#### Data about app and page elements:

--

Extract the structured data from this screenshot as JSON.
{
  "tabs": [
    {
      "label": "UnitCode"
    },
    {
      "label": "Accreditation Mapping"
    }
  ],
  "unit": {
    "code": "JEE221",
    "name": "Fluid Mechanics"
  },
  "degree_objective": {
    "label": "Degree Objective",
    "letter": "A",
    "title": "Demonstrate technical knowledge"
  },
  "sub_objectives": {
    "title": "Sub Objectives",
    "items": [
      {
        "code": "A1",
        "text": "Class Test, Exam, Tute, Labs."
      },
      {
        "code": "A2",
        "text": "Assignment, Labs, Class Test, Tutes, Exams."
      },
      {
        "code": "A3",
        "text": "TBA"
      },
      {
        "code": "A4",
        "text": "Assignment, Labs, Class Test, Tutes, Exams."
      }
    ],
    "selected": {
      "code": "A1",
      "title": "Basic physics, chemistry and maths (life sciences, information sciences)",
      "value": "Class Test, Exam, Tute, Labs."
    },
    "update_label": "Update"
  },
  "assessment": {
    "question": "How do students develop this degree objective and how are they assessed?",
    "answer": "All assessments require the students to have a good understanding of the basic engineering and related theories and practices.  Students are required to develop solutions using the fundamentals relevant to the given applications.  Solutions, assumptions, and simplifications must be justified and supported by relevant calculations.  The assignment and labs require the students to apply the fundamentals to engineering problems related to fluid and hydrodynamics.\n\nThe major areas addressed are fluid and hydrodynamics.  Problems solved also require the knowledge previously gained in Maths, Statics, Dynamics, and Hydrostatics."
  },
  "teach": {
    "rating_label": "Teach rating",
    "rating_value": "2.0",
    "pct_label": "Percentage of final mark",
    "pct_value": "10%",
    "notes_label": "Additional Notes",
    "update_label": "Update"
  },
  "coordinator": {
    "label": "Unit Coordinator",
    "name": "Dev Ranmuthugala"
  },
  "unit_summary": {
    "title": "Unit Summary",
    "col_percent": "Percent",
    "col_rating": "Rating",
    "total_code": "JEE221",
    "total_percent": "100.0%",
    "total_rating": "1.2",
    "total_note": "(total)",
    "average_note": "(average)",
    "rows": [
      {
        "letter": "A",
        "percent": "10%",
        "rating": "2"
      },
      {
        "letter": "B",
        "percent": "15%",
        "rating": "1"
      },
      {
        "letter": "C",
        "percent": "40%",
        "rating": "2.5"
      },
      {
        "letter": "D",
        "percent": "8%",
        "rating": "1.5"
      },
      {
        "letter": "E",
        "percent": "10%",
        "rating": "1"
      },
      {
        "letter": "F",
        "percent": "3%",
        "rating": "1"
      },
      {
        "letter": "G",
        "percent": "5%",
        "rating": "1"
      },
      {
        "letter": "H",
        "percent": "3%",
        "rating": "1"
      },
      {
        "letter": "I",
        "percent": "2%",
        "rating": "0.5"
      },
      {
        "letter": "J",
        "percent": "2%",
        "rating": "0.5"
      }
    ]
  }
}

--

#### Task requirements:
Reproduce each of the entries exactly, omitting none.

#### The completed task:
Extract the structured data from this screenshot as JSON.
{
  "tabs": [
    {
      "label": "UnitCode"
    },
    {
      "label": "Accreditation Mapping"
    }
  ],
  "unit": {
    "code": "JEE221",
    "name": "Fluid Mechanics"
  },
  "degree_objective": {
    "label": "Degree Objective",
    "letter": "A",
    "title": "Demonstrate technical knowledge"
  },
  "sub_objectives": {
    "title": "Sub Objectives",
    "items": [
      {
        "code": "A1",
        "text": "Class Test, Exam, Tute, Labs."
      },
      {
        "code": "A2",
        "text": "Assignment, Labs, Class Test, Tutes, Exams."
      },
      {
        "code": "A3",
        "text": "TBA"
      },
      {
        "code": "A4",
        "text": "Assignment, Labs, Class Test, Tutes, Exams."
      }
    ],
    "selected": {
      "code": "A1",
      "title": "Basic physics, chemistry and maths (life sciences, information sciences)",
      "value": "Class Test, Exam, Tute, Labs."
    },
    "update_label": "Update"
  },
  "assessment": {
    "question": "How do students develop this degree objective and how are they assessed?",
    "answer": "All assessments require the students to have a good understanding of the basic engineering and related theories and practices.  Students are required to develop solutions using the fundamentals relevant to the given applications.  Solutions, assumptions, and simplifications must be justified and supported by relevant calculations.  The assignment and labs require the students to apply the fundamentals to engineering problems related to fluid and hydrodynamics.\n\nThe major areas addressed are fluid and hydrodynamics.  Problems solved also require the knowledge previously gained in Maths, Statics, Dynamics, and Hydrostatics."
  },
  "teach": {
    "rating_label": "Teach rating",
    "rating_value": "2.0",
    "pct_label": "Percentage of final mark",
    "pct_value": "10%",
    "notes_label": "Additional Notes",
    "update_label": "Update"
  },
  "coordinator": {
    "label": "Unit Coordinator",
    "name": "Dev Ranmuthugala"
  },
  "unit_summary": {
    "title": "Unit Summary",
    "col_percent": "Percent",
    "col_rating": "Rating",
    "total_code": "JEE221",
    "total_percent": "100.0%",
    "total_rating": "1.2",
    "total_note": "(total)",
    "average_note": "(average)",
    "rows": [
      {
        "letter": "A",
        "percent": "10%",
        "rating": "2"
      },
      {
        "letter": "B",
        "percent": "15%",
        "rating": "1"
      },
      {
        "letter": "C",
        "percent": "40%",
        "rating": "2.5"
      },
      {
        "letter": "D",
        "percent": "8%",
        "rating": "1.5"
      },
      {
        "letter": "E",
        "percent": "10%",
        "rating": "1"
      },
      {
        "letter": "F",
        "percent": "3%",
        "rating": "1"
      },
      {
        "letter": "G",
        "percent": "5%",
        "rating": "1"
      },
      {
        "letter": "H",
        "percent": "3%",
        "rating": "1"
      },
      {
        "letter": "I",
        "percent": "2%",
        "rating": "0.5"
      },
      {
        "letter": "J",
        "percent": "2%",
        "rating": "0.5"
      }
    ]
  }
}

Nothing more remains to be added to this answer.